The agonisingly slow drip drip drip of new SNES games on the New 3DS' Virtual Console turns into a bruising gush this week, with three classic Street Fighter games on their way to Nintendo's handheld, as announced by Nintendo UK's Twitter account.
"I got my first real six string,
Street Fighter: The Legend of Chun-Li has won the Golden Tomato award for being the worst-rated film of 2009.
"Right now, there's nobody younger than me that I feel threatened by. I haven't met anyone that I felt possesses the skill to surpass me in the future. I'm not over-evaluating myself. I can analytically see their weakness, their ineptitudes."
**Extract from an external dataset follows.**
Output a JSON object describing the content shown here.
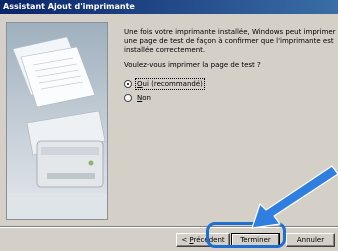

Holy #*%$! I've just seen the Japanese intro for Street Fighter IV and it looks absolutely killer. Screw objectivity, I'm going to say right now that from my impressions of the Street Fighter IV arcade game and from what I've played so far of the console release, Street IV could very well be the greatest fighting game ever made. With Eurogamer's review going live tomorrow (Monday 16th February), I'm taking a look back at the different Street Fighter games in their many different arcade transitions. Hold onto your sticks people.
Capcom has announced the new Street Fighter movie will be released next year to tie-in with the game's 20th anniversary.
Street Fighter II' Hyper Fighting has become the fastest-selling Xbox Live Arcade title to date, Capcom announced on Friday.
The decision not to support Street Fighter Anniversary Collection for the original Xbox through backwards compatibility can be seen in two ways. Firstly, it's an oversight of a niche game lost among demand for more popular titles. Looking down the compatability lists, this seems unlikely - other ‘lesser' games like Sniper Elite and Deathrow make the cut while the inclusion of Acclaim's turgid Vexx over Anniversary Collection just makes us cry. The second way of looking at this is a slightly more cynical one - why would Microsoft and/or Capcom let gamers play Street Fighter 2 online for free when it can be put up for sale again first? But despite our minor outrage, we invested in some Microsoft Points and hit the download button within seconds of Hyper Fighting appearing on the Live Arcade service. Damn it, we're weak.
And although it's this weakness and nostalgia that is played on with many Live Arcade releases, firing up the game is like your 360 tucking you into bed and telling you everything is okay again. For anyone that enjoyed Street Fighter 2 back in the day, it's almost impossible to avoid being swept away by a tidal wave of nostalgia. Even though the 360 D-pad isn't all that user-friendly (especially for the constant motions required by a beat-'em-up), the game still plays just fine today. Even though the genre has progressed so far beyond Capcom's pivotal title, the wonderfully solid basics are what makes the game timeless - this is fighting at its most coarse and its most simple but this is precisely why it still works in 2006.
If you've got mates to play with, great. Few games bring out a person's windly competitive streak like Street Fighter and the one-more-go factor is still there after so many years. If not, well let's just say that you're in for a rough time against some slightly unfair opposition, CPU Ryu is happy to sit back and throw fireballs for most of a match, Blanka never seems to stop rolling while just about every opponent beyond the first few tends to abuse jabs to interrupt almost any special move you might throw their way. The Street Fighter II AI has never really been up to much or understood the concept of fair play and there's no reason that this would change for a Live Arcade port. Yes, this is the same infuriatingly filthy string of CPU opponents that have probably made many of you throw controllers in the past.
Capcom's much-heralded Xbox Live Arcade version of Street Fighter II' Hyper Fighting has finally made it out today.